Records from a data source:
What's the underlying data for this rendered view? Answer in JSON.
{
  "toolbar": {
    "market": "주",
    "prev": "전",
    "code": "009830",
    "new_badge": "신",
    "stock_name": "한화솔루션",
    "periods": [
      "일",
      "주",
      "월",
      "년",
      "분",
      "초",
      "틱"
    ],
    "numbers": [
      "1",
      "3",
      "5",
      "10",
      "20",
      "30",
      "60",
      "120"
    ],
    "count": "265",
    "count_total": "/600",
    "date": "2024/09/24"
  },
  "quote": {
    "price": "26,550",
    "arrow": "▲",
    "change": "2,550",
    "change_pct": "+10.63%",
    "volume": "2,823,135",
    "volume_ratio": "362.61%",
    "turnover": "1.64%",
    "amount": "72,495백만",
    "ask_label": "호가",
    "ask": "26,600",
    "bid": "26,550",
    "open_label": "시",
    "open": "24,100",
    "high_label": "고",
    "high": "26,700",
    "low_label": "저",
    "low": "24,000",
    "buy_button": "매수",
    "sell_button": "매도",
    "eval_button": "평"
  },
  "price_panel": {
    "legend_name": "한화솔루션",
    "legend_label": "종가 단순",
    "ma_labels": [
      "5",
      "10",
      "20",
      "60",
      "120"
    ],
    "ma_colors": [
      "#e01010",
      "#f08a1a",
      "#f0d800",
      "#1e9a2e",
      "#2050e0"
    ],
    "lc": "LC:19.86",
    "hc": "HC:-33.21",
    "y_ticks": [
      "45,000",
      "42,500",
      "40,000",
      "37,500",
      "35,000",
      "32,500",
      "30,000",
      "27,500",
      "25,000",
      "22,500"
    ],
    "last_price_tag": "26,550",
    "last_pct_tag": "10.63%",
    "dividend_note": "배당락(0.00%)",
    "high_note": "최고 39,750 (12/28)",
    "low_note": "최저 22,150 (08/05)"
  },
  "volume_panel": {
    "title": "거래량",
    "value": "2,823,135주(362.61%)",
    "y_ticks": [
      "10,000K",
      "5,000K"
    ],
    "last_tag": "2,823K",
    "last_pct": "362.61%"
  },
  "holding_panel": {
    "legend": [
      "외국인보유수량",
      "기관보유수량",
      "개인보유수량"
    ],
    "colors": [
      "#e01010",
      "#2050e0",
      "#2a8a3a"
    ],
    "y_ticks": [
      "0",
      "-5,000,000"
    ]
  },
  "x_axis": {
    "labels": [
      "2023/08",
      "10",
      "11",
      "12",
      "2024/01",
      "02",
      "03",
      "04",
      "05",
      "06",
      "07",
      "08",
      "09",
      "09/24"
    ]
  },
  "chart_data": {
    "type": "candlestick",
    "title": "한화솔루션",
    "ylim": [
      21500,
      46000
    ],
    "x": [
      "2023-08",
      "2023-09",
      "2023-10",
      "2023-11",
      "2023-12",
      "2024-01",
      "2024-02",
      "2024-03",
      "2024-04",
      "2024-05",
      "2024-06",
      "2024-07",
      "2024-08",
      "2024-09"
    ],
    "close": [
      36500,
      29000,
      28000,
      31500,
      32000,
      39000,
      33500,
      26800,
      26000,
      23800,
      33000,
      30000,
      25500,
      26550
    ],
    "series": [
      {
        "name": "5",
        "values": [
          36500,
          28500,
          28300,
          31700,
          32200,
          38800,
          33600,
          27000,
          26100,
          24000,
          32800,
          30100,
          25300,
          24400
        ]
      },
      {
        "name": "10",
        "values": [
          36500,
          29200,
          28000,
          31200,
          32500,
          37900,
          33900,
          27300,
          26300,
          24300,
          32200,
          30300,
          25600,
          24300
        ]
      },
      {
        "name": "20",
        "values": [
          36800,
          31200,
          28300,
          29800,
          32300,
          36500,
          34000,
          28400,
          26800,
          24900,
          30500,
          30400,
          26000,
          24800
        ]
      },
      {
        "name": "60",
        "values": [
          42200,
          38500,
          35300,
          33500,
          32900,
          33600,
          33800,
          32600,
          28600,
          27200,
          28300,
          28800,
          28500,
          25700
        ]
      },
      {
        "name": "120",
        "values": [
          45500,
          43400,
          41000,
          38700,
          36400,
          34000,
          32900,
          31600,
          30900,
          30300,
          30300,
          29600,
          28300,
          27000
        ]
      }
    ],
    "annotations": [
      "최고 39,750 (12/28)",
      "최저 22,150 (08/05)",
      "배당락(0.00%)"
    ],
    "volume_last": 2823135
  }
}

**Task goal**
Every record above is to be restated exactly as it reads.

**Result**
What's the underlying data for this rendered view? Answer in JSON.
{
  "toolbar": {
    "market": "주",
    "prev": "전",
    "code": "009830",
    "new_badge": "신",
    "stock_name": "한화솔루션",
    "periods": [
      "일",
      "주",
      "월",
      "년",
      "분",
      "초",
      "틱"
    ],
    "numbers": [
      "1",
      "3",
      "5",
      "10",
      "20",
      "30",
      "60",
      "120"
    ],
    "count": "265",
    "count_total": "/600",
    "date": "2024/09/24"
  },
  "quote": {
    "price": "26,550",
    "arrow": "▲",
    "change": "2,550",
    "change_pct": "+10.63%",
    "volume": "2,823,135",
    "volume_ratio": "362.61%",
    "turnover": "1.64%",
    "amount": "72,495백만",
    "ask_label": "호가",
    "ask": "26,600",
    "bid": "26,550",
    "open_label": "시",
    "open": "24,100",
    "high_label": "고",
    "high": "26,700",
    "low_label": "저",
    "low": "24,000",
    "buy_button": "매수",
    "sell_button": "매도",
    "eval_button": "평"
  },
  "price_panel": {
    "legend_name": "한화솔루션",
    "legend_label": "종가 단순",
    "ma_labels": [
      "5",
      "10",
      "20",
      "60",
      "120"
    ],
    "ma_colors": [
      "#e01010",
      "#f08a1a",
      "#f0d800",
      "#1e9a2e",
      "#2050e0"
    ],
    "lc": "LC:19.86",
    "hc": "HC:-33.21",
    "y_ticks": [
      "45,000",
      "42,500",
      "40,000",
      "37,500",
      "35,000",
      "32,500",
      "30,000",
      "27,500",
      "25,000",
      "22,500"
    ],
    "last_price_tag": "26,550",
    "last_pct_tag": "10.63%",
    "dividend_note": "배당락(0.00%)",
    "high_note": "최고 39,750 (12/28)",
    "low_note": "최저 22,150 (08/05)"
  },
  "volume_panel": {
    "title": "거래량",
    "value": "2,823,135주(362.61%)",
    "y_ticks": [
      "10,000K",
      "5,000K"
    ],
    "last_tag": "2,823K",
    "last_pct": "362.61%"
  },
  "holding_panel": {
    "legend": [
      "외국인보유수량",
      "기관보유수량",
      "개인보유수량"
    ],
    "colors": [
      "#e01010",
      "#2050e0",
      "#2a8a3a"
    ],
    "y_ticks": [
      "0",
      "-5,000,000"
    ]
  },
  "x_axis": {
    "labels": [
      "2023/08",
      "10",
      "11",
      "12",
      "2024/01",
      "02",
      "03",
      "04",
      "05",
      "06",
      "07",
      "08",
      "09",
      "09/24"
    ]
  },
  "chart_data": {
    "type": "candlestick",
    "title": "한화솔루션",
    "ylim": [
      21500,
      46000
    ],
    "x": [
      "2023-08",
      "2023-09",
      "2023-10",
      "2023-11",
      "2023-12",
      "2024-01",
      "2024-02",
      "2024-03",
      "2024-04",
      "2024-05",
      "2024-06",
      "2024-07",
      "2024-08",
      "2024-09"
    ],
    "close": [
      36500,
      29000,
      28000,
      31500,
      32000,
      39000,
      33500,
      26800,
      26000,
      23800,
      33000,
      30000,
      25500,
      26550
    ],
    "series": [
      {
        "name": "5",
        "values": [
          36500,
          28500,
          28300,
          31700,
          32200,
          38800,
          33600,
          27000,
          26100,
          24000,
          32800,
          30100,
          25300,
          24400
        ]
      },
      {
        "name": "10",
        "values": [
          36500,
          29200,
          28000,
          31200,
          32500,
          37900,
          33900,
          27300,
          26300,
          24300,
          32200,
          30300,
          25600,
          24300
        ]
      },
      {
        "name": "20",
        "values": [
          36800,
          31200,
          28300,
          29800,
          32300,
          36500,
          34000,
          28400,
          26800,
          24900,
          30500,
          30400,
          26000,
          24800
        ]
      },
      {
        "name": "60",
        "values": [
          42200,
          38500,
          35300,
          33500,
          32900,
          33600,
          33800,
          32600,
          28600,
          27200,
          28300,
          28800,
          28500,
          25700
        ]
      },
      {
        "name": "120",
        "values": [
          45500,
          43400,
          41000,
          38700,
          36400,
          34000,
          32900,
          31600,
          30900,
          30300,
          30300,
          29600,
          28300,
          27000
        ]
      }
    ],
    "annotations": [
      "최고 39,750 (12/28)",
      "최저 22,150 (08/05)",
      "배당락(0.00%)"
    ],
    "volume_last": 2823135
  }
}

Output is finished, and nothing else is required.